The current Internet design - Internet protocol version 4 (IPv4) - was standardized in 1978, and has 4.3 billion unique terminations. Simply put, "We can foresee a time when the allocations of addresses will end," said Cerf, who is known for his work in helping to create what we now know as the Internet.

The number of unique Internet addresses in IPv4, he said, will run out around 2011.

Enter IPv6, which has "about 340 trillion, trillion, trillion addresses - or 3.4 x 1038," Cerf said. This exponential number of IP addresses means more mobile devices, which helps in emergency management.

 

Q: How does IPv6 create more mobility?

A: IPv6 and IPv4 are both relatively easily used to dynamically create new networks. There's something called DHCP [Dynamic Host Configuration Protocol], which is a way in which you connect to the Net, and you're assigned an IP address. So building emergency networks quickly is readily done in both IPv4 and IPv6 contexts.

Mobility - movement from one IP address to another - if you disconnect from the Net, maybe you radio disconnect or physically disconnect, and you plug in somewhere else, you often get a different IP address.

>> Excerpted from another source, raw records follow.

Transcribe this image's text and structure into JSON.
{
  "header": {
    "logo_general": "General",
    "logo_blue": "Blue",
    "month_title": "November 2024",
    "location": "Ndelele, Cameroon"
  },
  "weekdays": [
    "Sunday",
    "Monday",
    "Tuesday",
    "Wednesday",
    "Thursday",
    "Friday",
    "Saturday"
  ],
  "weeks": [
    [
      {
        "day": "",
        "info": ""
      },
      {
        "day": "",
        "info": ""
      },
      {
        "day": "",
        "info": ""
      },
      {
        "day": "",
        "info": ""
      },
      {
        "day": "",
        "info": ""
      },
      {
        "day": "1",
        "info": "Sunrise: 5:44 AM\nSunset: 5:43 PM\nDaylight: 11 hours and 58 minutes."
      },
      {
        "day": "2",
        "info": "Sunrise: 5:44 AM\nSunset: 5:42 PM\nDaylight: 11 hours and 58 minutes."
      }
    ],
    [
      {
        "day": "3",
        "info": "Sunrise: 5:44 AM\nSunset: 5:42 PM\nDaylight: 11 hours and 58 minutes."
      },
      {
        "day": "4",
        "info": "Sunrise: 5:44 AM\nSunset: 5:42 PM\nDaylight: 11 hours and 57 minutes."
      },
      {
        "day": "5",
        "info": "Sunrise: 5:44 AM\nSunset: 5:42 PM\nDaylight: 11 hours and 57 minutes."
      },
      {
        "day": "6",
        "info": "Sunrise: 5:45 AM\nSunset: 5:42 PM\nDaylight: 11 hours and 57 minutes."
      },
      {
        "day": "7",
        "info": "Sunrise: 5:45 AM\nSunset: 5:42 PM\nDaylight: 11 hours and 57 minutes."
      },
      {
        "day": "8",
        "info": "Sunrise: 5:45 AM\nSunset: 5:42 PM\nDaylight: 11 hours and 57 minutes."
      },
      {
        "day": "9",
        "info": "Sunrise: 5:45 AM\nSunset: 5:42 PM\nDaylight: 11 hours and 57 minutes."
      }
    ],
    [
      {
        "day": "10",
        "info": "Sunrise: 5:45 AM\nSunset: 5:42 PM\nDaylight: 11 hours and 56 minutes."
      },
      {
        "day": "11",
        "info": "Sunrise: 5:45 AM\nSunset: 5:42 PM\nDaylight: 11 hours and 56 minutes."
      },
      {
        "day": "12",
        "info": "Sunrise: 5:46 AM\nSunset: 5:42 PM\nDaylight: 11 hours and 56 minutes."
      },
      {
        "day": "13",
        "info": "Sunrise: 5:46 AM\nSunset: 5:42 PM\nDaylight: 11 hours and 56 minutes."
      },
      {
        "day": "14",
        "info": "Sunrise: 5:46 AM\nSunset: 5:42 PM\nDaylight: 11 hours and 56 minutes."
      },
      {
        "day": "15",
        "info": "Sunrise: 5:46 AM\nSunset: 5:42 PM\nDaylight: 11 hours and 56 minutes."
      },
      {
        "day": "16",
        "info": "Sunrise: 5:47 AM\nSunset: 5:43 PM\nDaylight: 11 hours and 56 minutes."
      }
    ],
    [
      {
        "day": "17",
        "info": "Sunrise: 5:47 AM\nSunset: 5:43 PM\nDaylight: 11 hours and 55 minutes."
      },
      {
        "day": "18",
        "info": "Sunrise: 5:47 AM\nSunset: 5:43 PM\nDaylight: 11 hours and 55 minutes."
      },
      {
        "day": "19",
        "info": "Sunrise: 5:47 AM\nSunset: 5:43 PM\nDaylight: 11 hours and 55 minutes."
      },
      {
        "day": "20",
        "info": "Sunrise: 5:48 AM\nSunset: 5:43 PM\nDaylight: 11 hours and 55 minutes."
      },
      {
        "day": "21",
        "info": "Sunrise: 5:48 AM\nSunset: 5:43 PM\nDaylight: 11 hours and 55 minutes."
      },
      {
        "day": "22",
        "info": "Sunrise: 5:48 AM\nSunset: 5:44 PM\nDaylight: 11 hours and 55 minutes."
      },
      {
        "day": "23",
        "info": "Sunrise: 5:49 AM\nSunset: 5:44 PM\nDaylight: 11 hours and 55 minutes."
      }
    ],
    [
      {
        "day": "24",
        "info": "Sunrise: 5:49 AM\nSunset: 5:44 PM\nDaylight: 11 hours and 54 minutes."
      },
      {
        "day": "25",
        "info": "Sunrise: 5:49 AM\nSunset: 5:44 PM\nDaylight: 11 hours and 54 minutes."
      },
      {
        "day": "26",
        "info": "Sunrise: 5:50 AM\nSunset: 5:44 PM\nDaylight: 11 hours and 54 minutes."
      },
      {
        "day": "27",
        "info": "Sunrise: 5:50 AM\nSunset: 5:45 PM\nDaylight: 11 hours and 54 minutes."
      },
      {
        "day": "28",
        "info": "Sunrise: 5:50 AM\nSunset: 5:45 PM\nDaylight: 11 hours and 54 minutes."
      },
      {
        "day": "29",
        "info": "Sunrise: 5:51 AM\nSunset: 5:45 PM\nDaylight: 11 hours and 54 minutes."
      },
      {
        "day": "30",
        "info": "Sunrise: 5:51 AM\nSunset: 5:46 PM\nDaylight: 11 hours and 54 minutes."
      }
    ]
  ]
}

The current protocols to the Internet are not as friendly to that kind of mobility as they could be, so there's some serious technical work that could be done, and I think should be done by the research agencies and universities to make the protocols and the network more comfortable with mobility. [Disruption Tolerant Networks] DTN is an example of that - where it's assumed that things will be disrupted as opposed to being mostly connected and occasionally disrupted.

So dynamic networking and the so-called mobile access network that self-organize, are very important for emergency services, networking and sensing types of services. I think we can achieve our objectives with IPv4 or IPv6 - IPv6 just has the benefit that there is more address space available.

  

Q: In what other ways is IPv6 useful to the emergency management field?

A: I think there's another element here that might not be quite as obvious. In many emergency communication systems, radio compatibility is required for the different emergency responders to communicate with each other. So in the absence of compatible radios, you find voice communication is extremely awkward to impossible.

If we were to move to a voice over IP architecture then the end-to-end communication would be digitally formatted and use basic Internet protocols. We still have to deal with the gap between this frequency radio and that frequency radio, but if we build systems that will communicate at both frequencies and simply relay the packets back and forth, that's not too different than what we used to call a gateway between two networks that's pulling something out of the low-level network format, extracting an Internet packet from it, embedding it in the next network's format and forwarding it on.

The hosts, or the computers at both ends, are communicating end-to-end through IP; they're not conscious of the fact that there were several different formats in which these packets were embedded, or they were conscious of the fact that there were several different frequencies that you hopped between.

So if we move to a voice over IP architecture, I think we have a huge opportunity to make the compatibility among all of the emergency services parties much easier because they'll be able to communicate with voice over IP. Of course, if they're running Internet protocols, they also have the ability to do a lot of other things together.

 

Q: Can you give some specific examples?

A: They can be collaborating looking through

Jessica Jones  |  Associate Editor
Steve Towns  |  Executive Editor